## [What the task requires]
Print the listing in its entirety and exactly, leaving out images.
(Beginning of Exercise input)
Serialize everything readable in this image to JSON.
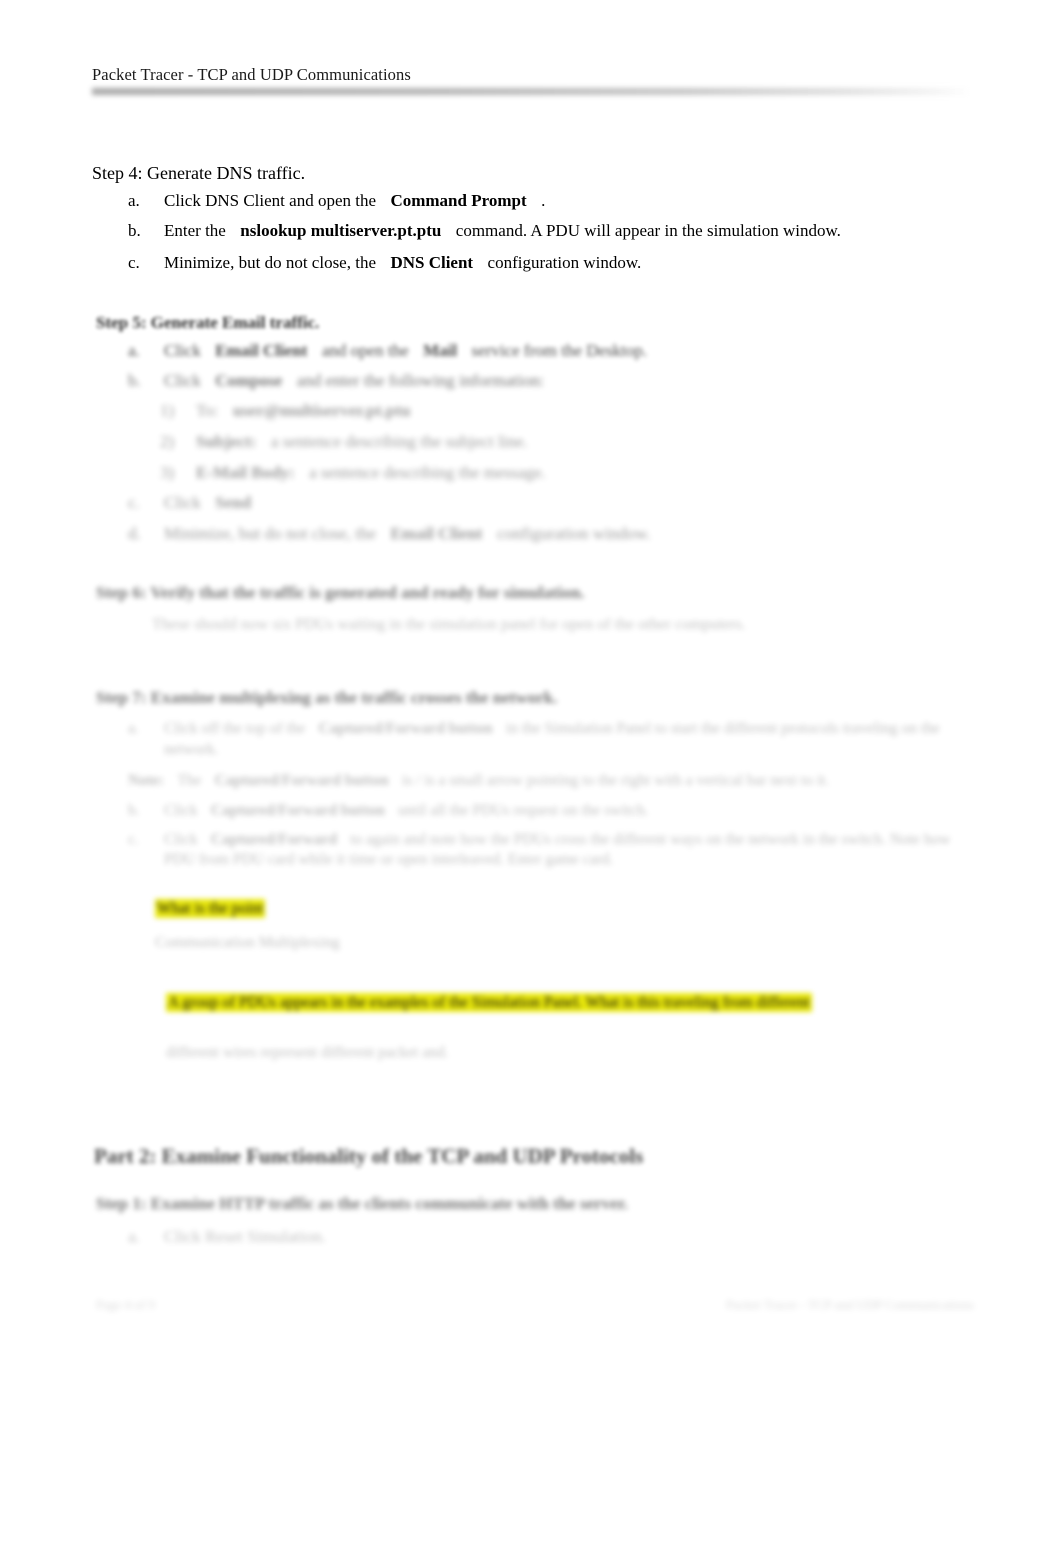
{
  "document": {
    "header_title": "Packet Tracer - TCP and UDP Communications"
  },
  "step4": {
    "heading": "Step 4: Generate DNS traffic.",
    "items": [
      {
        "marker": "a.",
        "parts": [
          {
            "text": "Click DNS Client and open the",
            "bold": false
          },
          {
            "text": "Command Prompt",
            "bold": true
          },
          {
            "text": ".",
            "bold": false
          }
        ]
      },
      {
        "marker": "b.",
        "parts": [
          {
            "text": "Enter the",
            "bold": false
          },
          {
            "text": "nslookup multiserver.pt.ptu",
            "bold": true
          },
          {
            "text": "command. A PDU will appear in the simulation window.",
            "bold": false
          }
        ]
      },
      {
        "marker": "c.",
        "parts": [
          {
            "text": "Minimize, but do not close, the",
            "bold": false
          },
          {
            "text": "DNS Client",
            "bold": true
          },
          {
            "text": "configuration window.",
            "bold": false
          }
        ]
      }
    ]
  },
  "step5": {
    "heading": "Step 5: Generate Email traffic.",
    "items": [
      {
        "marker": "a.",
        "parts": [
          {
            "text": "Click",
            "bold": false
          },
          {
            "text": "Email Client",
            "bold": true
          },
          {
            "text": "and open the",
            "bold": false
          },
          {
            "text": "Mail",
            "bold": true
          },
          {
            "text": "service from the Desktop.",
            "bold": false
          }
        ]
      },
      {
        "marker": "b.",
        "parts": [
          {
            "text": "Click",
            "bold": false
          },
          {
            "text": "Compose",
            "bold": true
          },
          {
            "text": "and enter the following information:",
            "bold": false
          }
        ]
      },
      {
        "marker": "c.",
        "parts": [
          {
            "text": "Click",
            "bold": false
          },
          {
            "text": "Send",
            "bold": true
          }
        ]
      },
      {
        "marker": "d.",
        "parts": [
          {
            "text": "Minimize, but do not close, the",
            "bold": false
          },
          {
            "text": "Email Client",
            "bold": true
          },
          {
            "text": "configuration window.",
            "bold": false
          }
        ]
      }
    ],
    "subitems": [
      {
        "marker": "1)",
        "parts": [
          {
            "text": "To:",
            "bold": false
          },
          {
            "text": "user@multiserver.pt.ptu",
            "bold": true
          }
        ]
      },
      {
        "marker": "2)",
        "parts": [
          {
            "text": "Subject:",
            "bold": true
          },
          {
            "text": "a sentence describing the subject line.",
            "bold": false
          }
        ]
      },
      {
        "marker": "3)",
        "parts": [
          {
            "text": "E-Mail Body:",
            "bold": true
          },
          {
            "text": "a sentence describing the message.",
            "bold": false
          }
        ]
      }
    ]
  },
  "step6": {
    "heading": "Step 6: Verify that the traffic is generated and ready for simulation.",
    "body": "These should now six PDUs waiting in the simulation panel for open of the other computers."
  },
  "step7": {
    "heading": "Step 7: Examine multiplexing as the traffic crosses the network.",
    "items": [
      {
        "marker": "a.",
        "parts": [
          {
            "text": "Click off the top of the",
            "bold": false
          },
          {
            "text": "Captured/Forward button",
            "bold": true
          },
          {
            "text": "in the Simulation Panel to start the different protocols traveling on the network.",
            "bold": false
          }
        ]
      },
      {
        "marker": "b.",
        "parts": [
          {
            "text": "Click",
            "bold": false
          },
          {
            "text": "Captured/Forward button",
            "bold": true
          },
          {
            "text": "until all the PDUs request on the switch.",
            "bold": false
          }
        ]
      },
      {
        "marker": "c.",
        "parts": [
          {
            "text": "Click",
            "bold": false
          },
          {
            "text": "Captured/Forward",
            "bold": true
          },
          {
            "text": "to again and note how the PDUs cross the different ways on the network in the switch. Note how PDU from PDU card while it time or open interleaved. Enter game card.",
            "bold": false
          }
        ]
      }
    ],
    "note": {
      "label": "Note:",
      "parts": [
        {
          "text": "The",
          "bold": false
        },
        {
          "text": "Captured/Forward button",
          "bold": true
        },
        {
          "text": "is / is a small arrow pointing to the right with a vertical bar next to it.",
          "bold": false
        }
      ]
    },
    "question1": {
      "highlight": "What is the point",
      "answer": "Communication Multiplexing"
    },
    "question2": {
      "highlight": "A group of PDUs appears in the examples of the Simulation Panel. What is this traveling from different",
      "answer": "different wires represent different packet and."
    }
  },
  "part2": {
    "heading": "Part 2: Examine Functionality of the TCP and UDP Protocols",
    "step_heading": "Step 1: Examine HTTP traffic as the clients communicate with the server.",
    "items": [
      {
        "marker": "a.",
        "parts": [
          {
            "text": "Click Reset Simulation.",
            "bold": false
          }
        ]
      }
    ]
  },
  "footer": {
    "left": "Page 4 of 9",
    "right": "Packet Tracer - TCP and UDP Communications"
  }
}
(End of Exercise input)
## [Expected output]
Serialize everything readable in this image to JSON.
{
  "document": {
    "header_title": "Packet Tracer - TCP and UDP Communications"
  },
  "step4": {
    "heading": "Step 4: Generate DNS traffic.",
    "items": [
      {
        "marker": "a.",
        "parts": [
          {
            "text": "Click DNS Client and open the",
            "bold": false
          },
          {
            "text": "Command Prompt",
            "bold": true
          },
          {
            "text": ".",
            "bold": false
          }
        ]
      },
      {
        "marker": "b.",
        "parts": [
          {
            "text": "Enter the",
            "bold": false
          },
          {
            "text": "nslookup multiserver.pt.ptu",
            "bold": true
          },
          {
            "text": "command. A PDU will appear in the simulation window.",
            "bold": false
          }
        ]
      },
      {
        "marker": "c.",
        "parts": [
          {
            "text": "Minimize, but do not close, the",
            "bold": false
          },
          {
            "text": "DNS Client",
            "bold": true
          },
          {
            "text": "configuration window.",
            "bold": false
          }
        ]
      }
    ]
  },
  "step5": {
    "heading": "Step 5: Generate Email traffic.",
    "items": [
      {
        "marker": "a.",
        "parts": [
          {
            "text": "Click",
            "bold": false
          },
          {
            "text": "Email Client",
            "bold": true
          },
          {
            "text": "and open the",
            "bold": false
          },
          {
            "text": "Mail",
            "bold": true
          },
          {
            "text": "service from the Desktop.",
            "bold": false
          }
        ]
      },
      {
        "marker": "b.",
        "parts": [
          {
            "text": "Click",
            "bold": false
          },
          {
            "text": "Compose",
            "bold": true
          },
          {
            "text": "and enter the following information:",
            "bold": false
          }
        ]
      },
      {
        "marker": "c.",
        "parts": [
          {
            "text": "Click",
            "bold": false
          },
          {
            "text": "Send",
            "bold": true
          }
        ]
      },
      {
        "marker": "d.",
        "parts": [
          {
            "text": "Minimize, but do not close, the",
            "bold": false
          },
          {
            "text": "Email Client",
            "bold": true
          },
          {
            "text": "configuration window.",
            "bold": false
          }
        ]
      }
    ],
    "subitems": [
      {
        "marker": "1)",
        "parts": [
          {
            "text": "To:",
            "bold": false
          },
          {
            "text": "user@multiserver.pt.ptu",
            "bold": true
          }
        ]
      },
      {
        "marker": "2)",
        "parts": [
          {
            "text": "Subject:",
            "bold": true
          },
          {
            "text": "a sentence describing the subject line.",
            "bold": false
          }
        ]
      },
      {
        "marker": "3)",
        "parts": [
          {
            "text": "E-Mail Body:",
            "bold": true
          },
          {
            "text": "a sentence describing the message.",
            "bold": false
          }
        ]
      }
    ]
  },
  "step6": {
    "heading": "Step 6: Verify that the traffic is generated and ready for simulation.",
    "body": "These should now six PDUs waiting in the simulation panel for open of the other computers."
  },
  "step7": {
    "heading": "Step 7: Examine multiplexing as the traffic crosses the network.",
    "items": [
      {
        "marker": "a.",
        "parts": [
          {
            "text": "Click off the top of the",
            "bold": false
          },
          {
            "text": "Captured/Forward button",
            "bold": true
          },
          {
            "text": "in the Simulation Panel to start the different protocols traveling on the network.",
            "bold": false
          }
        ]
      },
      {
        "marker": "b.",
        "parts": [
          {
            "text": "Click",
            "bold": false
          },
          {
            "text": "Captured/Forward button",
            "bold": true
          },
          {
            "text": "until all the PDUs request on the switch.",
            "bold": false
          }
        ]
      },
      {
        "marker": "c.",
        "parts": [
          {
            "text": "Click",
            "bold": false
          },
          {
            "text": "Captured/Forward",
            "bold": true
          },
          {
            "text": "to again and note how the PDUs cross the different ways on the network in the switch. Note how PDU from PDU card while it time or open interleaved. Enter game card.",
            "bold": false
          }
        ]
      }
    ],
    "note": {
      "label": "Note:",
      "parts": [
        {
          "text": "The",
          "bold": false
        },
        {
          "text": "Captured/Forward button",
          "bold": true
        },
        {
          "text": "is / is a small arrow pointing to the right with a vertical bar next to it.",
          "bold": false
        }
      ]
    },
    "question1": {
      "highlight": "What is the point",
      "answer": "Communication Multiplexing"
    },
    "question2": {
      "highlight": "A group of PDUs appears in the examples of the Simulation Panel. What is this traveling from different",
      "answer": "different wires represent different packet and."
    }
  },
  "part2": {
    "heading": "Part 2: Examine Functionality of the TCP and UDP Protocols",
    "step_heading": "Step 1: Examine HTTP traffic as the clients communicate with the server.",
    "items": [
      {
        "marker": "a.",
        "parts": [
          {
            "text": "Click Reset Simulation.",
            "bold": false
          }
        ]
      }
    ]
  },
  "footer": {
    "left": "Page 4 of 9",
    "right": "Packet Tracer - TCP and UDP Communications"
  }
}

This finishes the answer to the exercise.